** Opening Source records block **

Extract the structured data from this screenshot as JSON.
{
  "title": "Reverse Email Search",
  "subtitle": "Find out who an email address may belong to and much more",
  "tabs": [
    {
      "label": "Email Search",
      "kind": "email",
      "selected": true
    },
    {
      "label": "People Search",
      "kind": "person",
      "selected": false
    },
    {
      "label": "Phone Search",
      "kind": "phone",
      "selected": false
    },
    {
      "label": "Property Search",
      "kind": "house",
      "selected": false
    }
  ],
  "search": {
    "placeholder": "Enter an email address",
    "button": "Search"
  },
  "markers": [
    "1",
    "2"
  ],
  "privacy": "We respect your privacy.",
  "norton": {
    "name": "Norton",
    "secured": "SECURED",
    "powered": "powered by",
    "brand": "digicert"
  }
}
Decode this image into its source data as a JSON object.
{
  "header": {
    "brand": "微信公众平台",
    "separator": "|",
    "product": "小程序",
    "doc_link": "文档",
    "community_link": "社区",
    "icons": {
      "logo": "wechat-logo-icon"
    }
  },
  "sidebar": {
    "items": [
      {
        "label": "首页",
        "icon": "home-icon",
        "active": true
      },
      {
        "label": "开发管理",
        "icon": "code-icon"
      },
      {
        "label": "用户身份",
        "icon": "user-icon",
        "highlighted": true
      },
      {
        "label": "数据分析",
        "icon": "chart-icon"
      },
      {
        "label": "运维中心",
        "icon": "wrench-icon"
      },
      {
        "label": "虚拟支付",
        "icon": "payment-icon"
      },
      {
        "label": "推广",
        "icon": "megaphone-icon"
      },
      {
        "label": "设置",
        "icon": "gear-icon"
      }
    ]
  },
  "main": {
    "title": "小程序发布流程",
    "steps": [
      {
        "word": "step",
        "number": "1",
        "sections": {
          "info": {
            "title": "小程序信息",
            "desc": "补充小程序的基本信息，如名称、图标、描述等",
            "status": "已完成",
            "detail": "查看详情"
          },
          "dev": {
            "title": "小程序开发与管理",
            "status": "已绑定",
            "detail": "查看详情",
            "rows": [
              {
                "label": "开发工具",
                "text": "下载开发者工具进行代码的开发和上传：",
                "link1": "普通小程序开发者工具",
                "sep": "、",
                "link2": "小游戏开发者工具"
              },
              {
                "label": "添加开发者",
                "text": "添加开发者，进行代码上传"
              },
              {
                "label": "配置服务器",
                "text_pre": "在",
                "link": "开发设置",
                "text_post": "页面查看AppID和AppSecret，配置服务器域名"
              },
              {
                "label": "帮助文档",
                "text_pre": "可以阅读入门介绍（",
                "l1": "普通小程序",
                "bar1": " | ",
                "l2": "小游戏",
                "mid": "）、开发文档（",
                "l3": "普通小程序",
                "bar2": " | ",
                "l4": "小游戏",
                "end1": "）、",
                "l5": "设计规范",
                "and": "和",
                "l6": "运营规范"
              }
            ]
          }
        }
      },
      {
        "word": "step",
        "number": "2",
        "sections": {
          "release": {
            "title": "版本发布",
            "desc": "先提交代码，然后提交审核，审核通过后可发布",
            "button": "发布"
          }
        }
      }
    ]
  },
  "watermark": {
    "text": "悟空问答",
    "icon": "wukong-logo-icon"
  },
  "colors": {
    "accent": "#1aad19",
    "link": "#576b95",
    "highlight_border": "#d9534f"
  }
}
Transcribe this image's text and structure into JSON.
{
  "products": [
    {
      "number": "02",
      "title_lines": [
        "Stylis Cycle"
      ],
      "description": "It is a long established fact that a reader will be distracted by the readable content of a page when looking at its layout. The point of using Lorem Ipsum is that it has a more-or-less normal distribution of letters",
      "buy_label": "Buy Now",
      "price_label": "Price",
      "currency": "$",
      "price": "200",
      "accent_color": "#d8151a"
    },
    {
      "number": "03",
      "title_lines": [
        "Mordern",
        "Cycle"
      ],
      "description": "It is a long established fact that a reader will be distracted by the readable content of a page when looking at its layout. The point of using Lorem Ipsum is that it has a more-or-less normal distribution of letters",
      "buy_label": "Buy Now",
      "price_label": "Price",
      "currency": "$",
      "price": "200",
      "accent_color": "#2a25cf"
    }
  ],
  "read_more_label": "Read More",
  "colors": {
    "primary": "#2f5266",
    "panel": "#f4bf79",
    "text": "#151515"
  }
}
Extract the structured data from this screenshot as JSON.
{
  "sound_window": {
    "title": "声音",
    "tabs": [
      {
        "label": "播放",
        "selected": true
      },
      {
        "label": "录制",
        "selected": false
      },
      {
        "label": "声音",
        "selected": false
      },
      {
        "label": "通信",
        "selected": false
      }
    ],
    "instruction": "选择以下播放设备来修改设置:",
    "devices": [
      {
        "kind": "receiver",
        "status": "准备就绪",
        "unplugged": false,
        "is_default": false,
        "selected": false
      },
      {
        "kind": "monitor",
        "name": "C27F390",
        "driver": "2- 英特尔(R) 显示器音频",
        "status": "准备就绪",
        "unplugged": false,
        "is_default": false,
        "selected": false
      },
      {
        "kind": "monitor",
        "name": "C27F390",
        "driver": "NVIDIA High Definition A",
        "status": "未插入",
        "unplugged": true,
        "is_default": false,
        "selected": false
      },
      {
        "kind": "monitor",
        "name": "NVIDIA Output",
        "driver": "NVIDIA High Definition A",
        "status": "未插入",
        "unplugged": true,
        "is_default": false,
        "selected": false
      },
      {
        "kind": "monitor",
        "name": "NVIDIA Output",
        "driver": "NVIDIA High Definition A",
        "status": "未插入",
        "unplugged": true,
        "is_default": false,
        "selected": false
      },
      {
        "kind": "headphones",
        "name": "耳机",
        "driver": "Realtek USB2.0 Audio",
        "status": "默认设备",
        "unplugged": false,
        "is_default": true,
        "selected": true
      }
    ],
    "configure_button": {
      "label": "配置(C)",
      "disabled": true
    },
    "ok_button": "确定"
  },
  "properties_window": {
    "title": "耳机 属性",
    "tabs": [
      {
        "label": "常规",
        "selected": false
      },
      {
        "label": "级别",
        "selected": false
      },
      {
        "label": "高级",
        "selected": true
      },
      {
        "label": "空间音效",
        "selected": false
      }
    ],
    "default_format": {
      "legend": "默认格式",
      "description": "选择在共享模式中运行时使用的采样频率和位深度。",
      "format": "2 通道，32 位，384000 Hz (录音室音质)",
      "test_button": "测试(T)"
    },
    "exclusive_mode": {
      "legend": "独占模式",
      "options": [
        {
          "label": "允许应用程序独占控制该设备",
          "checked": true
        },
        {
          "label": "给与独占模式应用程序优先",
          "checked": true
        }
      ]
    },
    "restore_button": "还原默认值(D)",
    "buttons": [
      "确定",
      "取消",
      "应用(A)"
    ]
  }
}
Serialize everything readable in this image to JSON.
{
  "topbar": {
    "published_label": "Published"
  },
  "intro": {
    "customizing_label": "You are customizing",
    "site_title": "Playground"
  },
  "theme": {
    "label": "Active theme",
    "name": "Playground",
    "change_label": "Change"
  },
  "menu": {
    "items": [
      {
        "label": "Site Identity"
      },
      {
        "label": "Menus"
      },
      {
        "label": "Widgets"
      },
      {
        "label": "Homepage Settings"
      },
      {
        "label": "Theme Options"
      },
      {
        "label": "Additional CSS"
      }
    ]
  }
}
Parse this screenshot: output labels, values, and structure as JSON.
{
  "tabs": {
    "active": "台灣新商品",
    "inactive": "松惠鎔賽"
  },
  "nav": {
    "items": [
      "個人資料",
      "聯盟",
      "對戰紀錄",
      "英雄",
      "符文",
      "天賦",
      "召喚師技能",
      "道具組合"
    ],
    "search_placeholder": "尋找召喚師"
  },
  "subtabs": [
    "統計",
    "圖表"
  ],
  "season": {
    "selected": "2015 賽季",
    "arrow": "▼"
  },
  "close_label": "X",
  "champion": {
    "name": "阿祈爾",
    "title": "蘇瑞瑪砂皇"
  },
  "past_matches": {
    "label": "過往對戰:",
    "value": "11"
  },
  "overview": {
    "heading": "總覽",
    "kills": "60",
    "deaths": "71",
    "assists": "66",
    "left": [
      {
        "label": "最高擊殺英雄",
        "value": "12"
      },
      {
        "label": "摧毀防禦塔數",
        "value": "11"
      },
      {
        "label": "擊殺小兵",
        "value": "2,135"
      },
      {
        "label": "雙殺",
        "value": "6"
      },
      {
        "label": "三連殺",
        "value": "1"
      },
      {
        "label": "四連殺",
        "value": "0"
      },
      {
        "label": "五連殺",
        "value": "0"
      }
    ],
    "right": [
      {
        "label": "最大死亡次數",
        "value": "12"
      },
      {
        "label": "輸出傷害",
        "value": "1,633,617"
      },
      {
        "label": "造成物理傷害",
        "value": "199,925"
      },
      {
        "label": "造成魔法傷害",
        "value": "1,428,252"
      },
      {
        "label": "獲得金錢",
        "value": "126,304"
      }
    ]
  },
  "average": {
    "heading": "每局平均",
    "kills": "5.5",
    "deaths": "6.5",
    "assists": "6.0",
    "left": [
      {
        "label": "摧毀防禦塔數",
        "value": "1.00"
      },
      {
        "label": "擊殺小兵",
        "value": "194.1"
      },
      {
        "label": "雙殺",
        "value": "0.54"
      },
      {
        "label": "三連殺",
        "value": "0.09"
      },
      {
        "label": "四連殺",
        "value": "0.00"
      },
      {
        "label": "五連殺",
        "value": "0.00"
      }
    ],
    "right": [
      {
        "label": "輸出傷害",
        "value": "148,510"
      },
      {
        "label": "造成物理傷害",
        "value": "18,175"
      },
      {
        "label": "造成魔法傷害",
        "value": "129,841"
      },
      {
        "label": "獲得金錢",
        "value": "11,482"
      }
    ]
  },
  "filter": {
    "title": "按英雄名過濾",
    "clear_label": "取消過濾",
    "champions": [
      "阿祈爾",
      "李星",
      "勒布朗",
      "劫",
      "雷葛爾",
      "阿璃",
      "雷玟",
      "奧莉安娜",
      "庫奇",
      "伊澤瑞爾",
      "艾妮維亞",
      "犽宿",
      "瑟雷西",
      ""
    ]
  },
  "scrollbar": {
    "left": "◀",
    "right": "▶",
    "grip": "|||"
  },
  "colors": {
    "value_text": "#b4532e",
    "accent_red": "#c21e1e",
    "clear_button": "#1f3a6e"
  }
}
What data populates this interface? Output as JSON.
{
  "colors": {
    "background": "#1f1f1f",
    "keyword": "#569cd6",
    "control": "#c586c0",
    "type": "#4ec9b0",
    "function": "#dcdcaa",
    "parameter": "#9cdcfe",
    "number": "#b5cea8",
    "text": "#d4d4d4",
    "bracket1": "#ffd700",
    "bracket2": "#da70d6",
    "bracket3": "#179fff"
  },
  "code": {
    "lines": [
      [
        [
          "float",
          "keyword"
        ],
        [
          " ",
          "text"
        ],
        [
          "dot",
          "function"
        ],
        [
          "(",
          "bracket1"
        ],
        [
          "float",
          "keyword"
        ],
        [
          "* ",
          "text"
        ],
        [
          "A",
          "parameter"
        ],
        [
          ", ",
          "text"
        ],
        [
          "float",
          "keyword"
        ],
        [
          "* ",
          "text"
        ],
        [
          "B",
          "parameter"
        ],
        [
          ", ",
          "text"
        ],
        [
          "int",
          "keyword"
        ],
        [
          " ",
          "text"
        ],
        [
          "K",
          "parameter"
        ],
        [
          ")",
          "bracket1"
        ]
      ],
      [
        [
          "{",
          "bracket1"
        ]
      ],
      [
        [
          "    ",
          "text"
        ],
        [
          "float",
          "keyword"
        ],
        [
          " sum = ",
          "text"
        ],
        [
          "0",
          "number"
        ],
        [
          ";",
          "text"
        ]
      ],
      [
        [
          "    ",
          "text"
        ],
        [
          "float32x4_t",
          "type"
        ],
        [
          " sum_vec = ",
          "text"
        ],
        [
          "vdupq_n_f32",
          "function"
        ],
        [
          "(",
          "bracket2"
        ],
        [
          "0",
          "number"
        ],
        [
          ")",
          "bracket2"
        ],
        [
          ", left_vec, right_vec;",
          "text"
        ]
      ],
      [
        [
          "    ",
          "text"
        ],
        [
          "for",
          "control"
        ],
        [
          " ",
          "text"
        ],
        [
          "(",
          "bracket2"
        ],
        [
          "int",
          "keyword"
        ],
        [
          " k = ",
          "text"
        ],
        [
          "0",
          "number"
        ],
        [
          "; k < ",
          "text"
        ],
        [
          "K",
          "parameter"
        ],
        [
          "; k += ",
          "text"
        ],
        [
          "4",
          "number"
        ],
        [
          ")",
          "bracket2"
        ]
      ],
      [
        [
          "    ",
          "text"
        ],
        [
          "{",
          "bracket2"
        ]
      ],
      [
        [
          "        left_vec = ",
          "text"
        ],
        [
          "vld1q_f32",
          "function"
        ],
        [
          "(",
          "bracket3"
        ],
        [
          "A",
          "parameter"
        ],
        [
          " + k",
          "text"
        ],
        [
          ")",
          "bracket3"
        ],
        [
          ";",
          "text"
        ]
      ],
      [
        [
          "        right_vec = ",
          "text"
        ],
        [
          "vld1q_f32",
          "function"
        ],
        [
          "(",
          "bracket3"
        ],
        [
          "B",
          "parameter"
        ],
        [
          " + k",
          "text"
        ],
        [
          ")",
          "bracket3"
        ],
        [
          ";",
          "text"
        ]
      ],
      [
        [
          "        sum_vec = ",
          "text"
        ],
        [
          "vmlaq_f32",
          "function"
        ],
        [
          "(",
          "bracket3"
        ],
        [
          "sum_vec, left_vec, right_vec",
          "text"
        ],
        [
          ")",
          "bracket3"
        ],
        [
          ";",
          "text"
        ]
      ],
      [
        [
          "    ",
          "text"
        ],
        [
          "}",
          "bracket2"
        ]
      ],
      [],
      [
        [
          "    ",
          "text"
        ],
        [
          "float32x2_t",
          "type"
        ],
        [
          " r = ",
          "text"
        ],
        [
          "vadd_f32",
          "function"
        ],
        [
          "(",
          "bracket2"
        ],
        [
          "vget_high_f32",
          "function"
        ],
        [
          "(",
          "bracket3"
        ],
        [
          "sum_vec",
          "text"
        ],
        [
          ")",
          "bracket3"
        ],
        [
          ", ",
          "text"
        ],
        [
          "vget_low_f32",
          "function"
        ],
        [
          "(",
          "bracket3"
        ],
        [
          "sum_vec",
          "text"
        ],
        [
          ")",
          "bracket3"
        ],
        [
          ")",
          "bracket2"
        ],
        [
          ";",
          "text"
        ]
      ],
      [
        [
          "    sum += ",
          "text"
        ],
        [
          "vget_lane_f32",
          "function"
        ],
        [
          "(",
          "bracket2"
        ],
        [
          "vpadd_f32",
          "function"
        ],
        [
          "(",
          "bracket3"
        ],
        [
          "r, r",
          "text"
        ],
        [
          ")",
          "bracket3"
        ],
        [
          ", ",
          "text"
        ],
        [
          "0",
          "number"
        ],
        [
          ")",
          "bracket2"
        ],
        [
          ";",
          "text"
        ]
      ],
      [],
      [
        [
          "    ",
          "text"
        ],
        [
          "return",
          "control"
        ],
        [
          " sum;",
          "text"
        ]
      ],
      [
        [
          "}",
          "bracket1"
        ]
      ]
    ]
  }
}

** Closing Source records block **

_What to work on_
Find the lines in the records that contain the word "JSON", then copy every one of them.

_Task solution_
Extract the structured data from this screenshot as JSON.
Decode this image into its source data as a JSON object.
Transcribe this image's text and structure into JSON.
Extract the structured data from this screenshot as JSON.
Serialize everything readable in this image to JSON.
Parse this screenshot: output labels, values, and structure as JSON.
What data populates this interface? Output as JSON.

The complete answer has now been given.